**Work item**
Scan the material below for every line with the string "Promote", and copy those lines.
** Opening Given records block **
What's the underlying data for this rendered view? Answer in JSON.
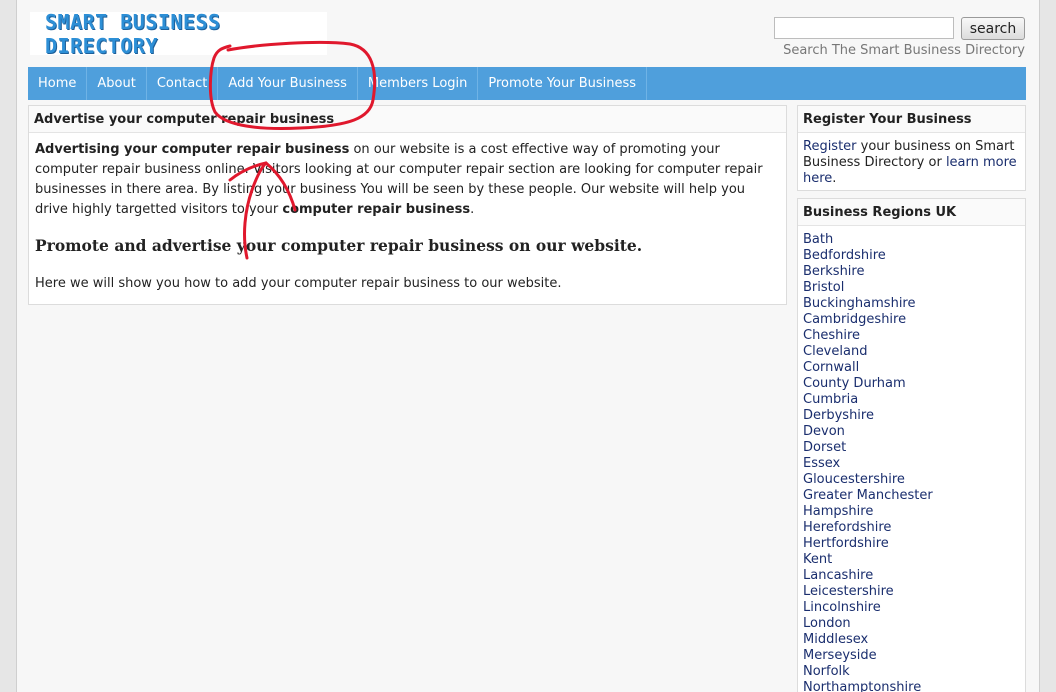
{
  "header": {
    "logo_text": "SMART BUSINESS DIRECTORY",
    "search_button": "search",
    "search_caption": "Search The Smart Business Directory",
    "search_value": ""
  },
  "nav": {
    "items": [
      "Home",
      "About",
      "Contact",
      "Add Your Business",
      "Members Login",
      "Promote Your Business"
    ]
  },
  "main": {
    "heading": "Advertise your computer repair business",
    "intro_bold": "Advertising your computer repair business",
    "intro_text": " on our website is a cost effective way of promoting your computer repair business online. Visitors looking at our computer repair section are looking for computer repair businesses in there area. By listing your business You will be seen by these people. Our website will help you drive highly targetted visitors to your ",
    "intro_bold_end": "computer repair business",
    "intro_end": ".",
    "subheading": "Promote and advertise your computer repair business on our website.",
    "footer_text": "Here we will show you how to add your computer repair business to our website."
  },
  "register": {
    "heading": "Register Your Business",
    "link_register": "Register",
    "text_middle": " your business on Smart Business Directory or ",
    "link_learn": "learn more here",
    "text_end": "."
  },
  "regions": {
    "heading": "Business Regions UK",
    "items": [
      "Bath",
      "Bedfordshire",
      "Berkshire",
      "Bristol",
      "Buckinghamshire",
      "Cambridgeshire",
      "Cheshire",
      "Cleveland",
      "Cornwall",
      "County Durham",
      "Cumbria",
      "Derbyshire",
      "Devon",
      "Dorset",
      "Essex",
      "Gloucestershire",
      "Greater Manchester",
      "Hampshire",
      "Herefordshire",
      "Hertfordshire",
      "Kent",
      "Lancashire",
      "Leicestershire",
      "Lincolnshire",
      "London",
      "Middlesex",
      "Merseyside",
      "Norfolk",
      "Northamptonshire"
    ]
  },
  "colors": {
    "nav_bg": "#4f9fdc",
    "link": "#1a2e6e",
    "annotation": "#e0182d",
    "logo": "#2d8fd6"
  }
}
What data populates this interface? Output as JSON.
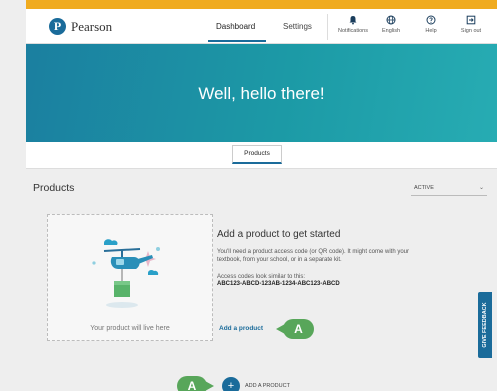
{
  "brand": {
    "logo_letter": "P",
    "name": "Pearson"
  },
  "nav": {
    "tabs": [
      {
        "label": "Dashboard",
        "active": true
      },
      {
        "label": "Settings",
        "active": false
      }
    ],
    "tools": [
      {
        "label": "Notifications",
        "icon": "bell-icon"
      },
      {
        "label": "English",
        "icon": "globe-icon"
      },
      {
        "label": "Help",
        "icon": "help-icon"
      },
      {
        "label": "Sign out",
        "icon": "sign-out-icon"
      }
    ]
  },
  "hero": {
    "title": "Well, hello there!"
  },
  "tabs": {
    "products": "Products"
  },
  "products": {
    "heading": "Products",
    "filter": {
      "selected": "ACTIVE",
      "chevron": "⌄"
    },
    "empty": {
      "placeholder": "Your product will live here",
      "title": "Add a product to get started",
      "description": "You'll need a product access code (or QR code). It might come with your textbook, from your school, or in a separate kit.",
      "codes_label": "Access codes look similar to this:",
      "codes_example": "ABC123-ABCD-123AB-1234-ABC123-ABCD",
      "add_link": "Add a product"
    },
    "add_button": {
      "icon": "+",
      "label": "ADD A PRODUCT"
    }
  },
  "annotations": {
    "callout_1": "A",
    "callout_2": "A"
  },
  "feedback": {
    "label": "GIVE FEEDBACK"
  },
  "colors": {
    "frame": "#f0ab1f",
    "brand_blue": "#1a6b9a",
    "hero_teal": "#1c9aa6",
    "callout_green": "#58a65a"
  }
}
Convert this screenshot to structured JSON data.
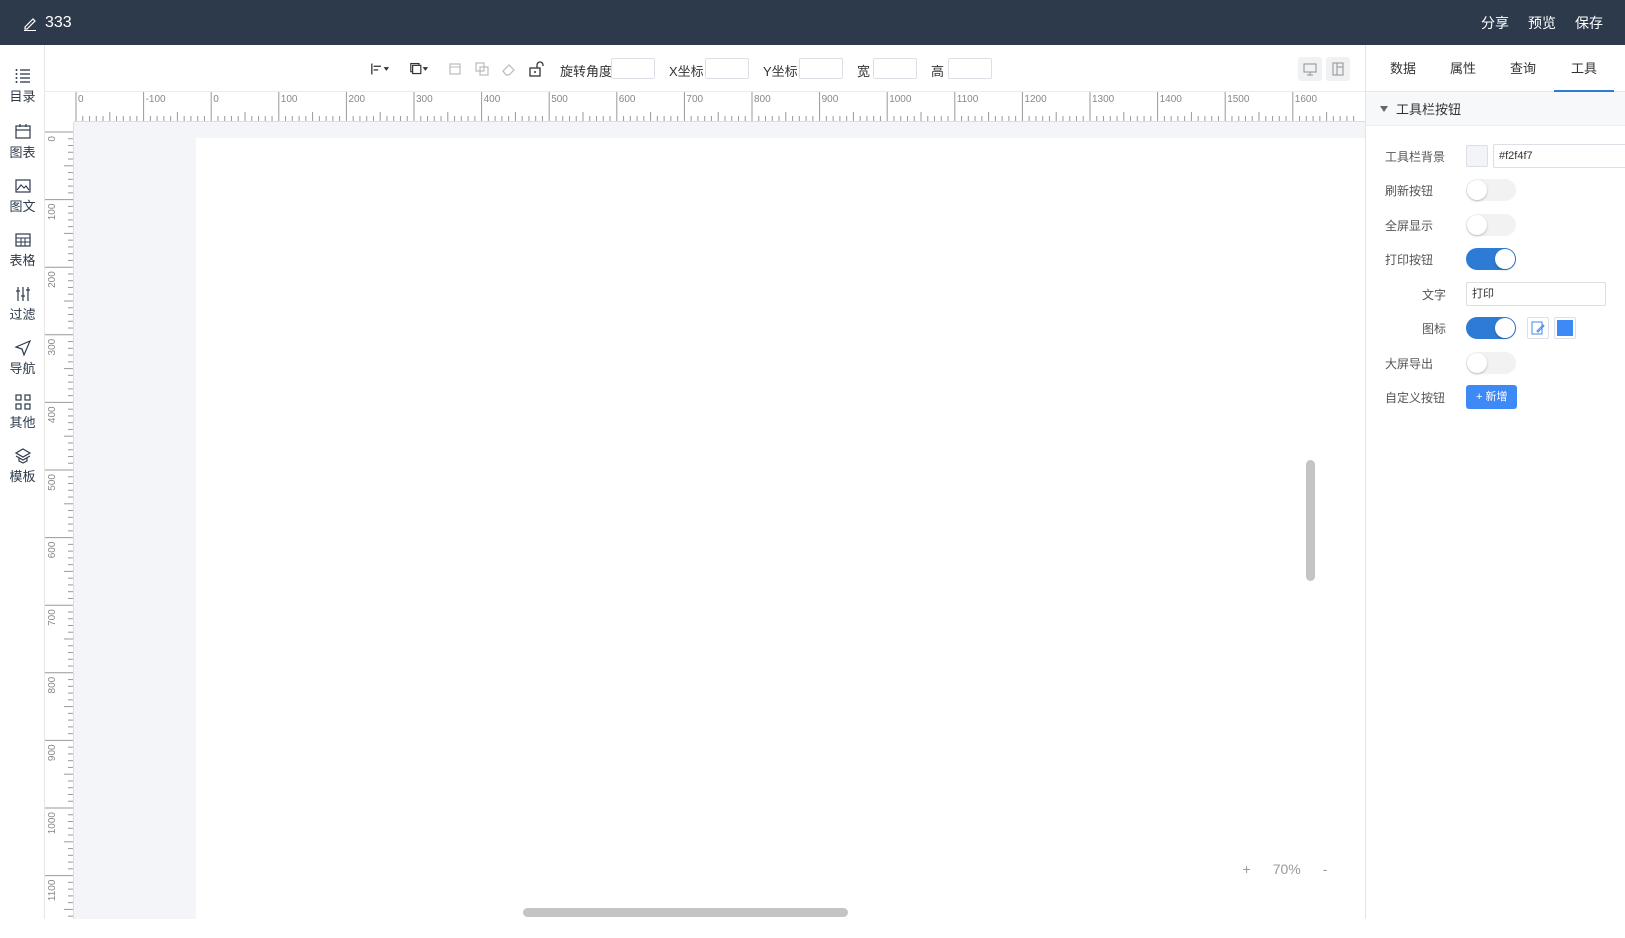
{
  "header": {
    "title": "333",
    "actions": [
      "分享",
      "预览",
      "保存"
    ]
  },
  "sidebar": {
    "items": [
      {
        "label": "目录",
        "icon": "list-icon"
      },
      {
        "label": "图表",
        "icon": "chart-calendar-icon"
      },
      {
        "label": "图文",
        "icon": "image-icon"
      },
      {
        "label": "表格",
        "icon": "table-icon"
      },
      {
        "label": "过滤",
        "icon": "filter-icon"
      },
      {
        "label": "导航",
        "icon": "navigation-icon"
      },
      {
        "label": "其他",
        "icon": "grid-icon"
      },
      {
        "label": "模板",
        "icon": "template-icon"
      }
    ]
  },
  "toolbar": {
    "rotate_label": "旋转角度",
    "x_label": "X坐标",
    "y_label": "Y坐标",
    "width_label": "宽",
    "height_label": "高",
    "rotate_value": "",
    "x_value": "",
    "y_value": "",
    "width_value": "",
    "height_value": ""
  },
  "ruler": {
    "h_ticks": [
      "0",
      "-100",
      "0",
      "100",
      "200",
      "300",
      "400",
      "500",
      "600",
      "700",
      "800",
      "900",
      "1000",
      "1100",
      "1200",
      "1300",
      "1400",
      "1500",
      "1600"
    ],
    "v_ticks": [
      "0",
      "100",
      "200",
      "300",
      "400",
      "500",
      "600",
      "700",
      "800",
      "900",
      "1000",
      "1100"
    ]
  },
  "zoom": {
    "plus": "+",
    "value": "70%",
    "minus": "-"
  },
  "panel": {
    "tabs": [
      "数据",
      "属性",
      "查询",
      "工具"
    ],
    "active_tab": "工具",
    "section_title": "工具栏按钮",
    "toolbar_bg_label": "工具栏背景",
    "toolbar_bg_value": "#f2f4f7",
    "refresh_label": "刷新按钮",
    "refresh_on": false,
    "fullscreen_label": "全屏显示",
    "fullscreen_on": false,
    "print_label": "打印按钮",
    "print_on": true,
    "text_label": "文字",
    "text_value": "打印",
    "icon_label": "图标",
    "icon_on": true,
    "icon_color": "#3d8af7",
    "bigscreen_label": "大屏导出",
    "bigscreen_on": false,
    "custom_label": "自定义按钮",
    "add_button": "+ 新增"
  },
  "colors": {
    "header_bg": "#2d3a4b",
    "accent": "#2e7bd6",
    "add_button_bg": "#3d8af7"
  }
}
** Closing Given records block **
**Task solution**
      "Promote Your Business"
    "subheading": "Promote and advertise your computer repair business on our website.",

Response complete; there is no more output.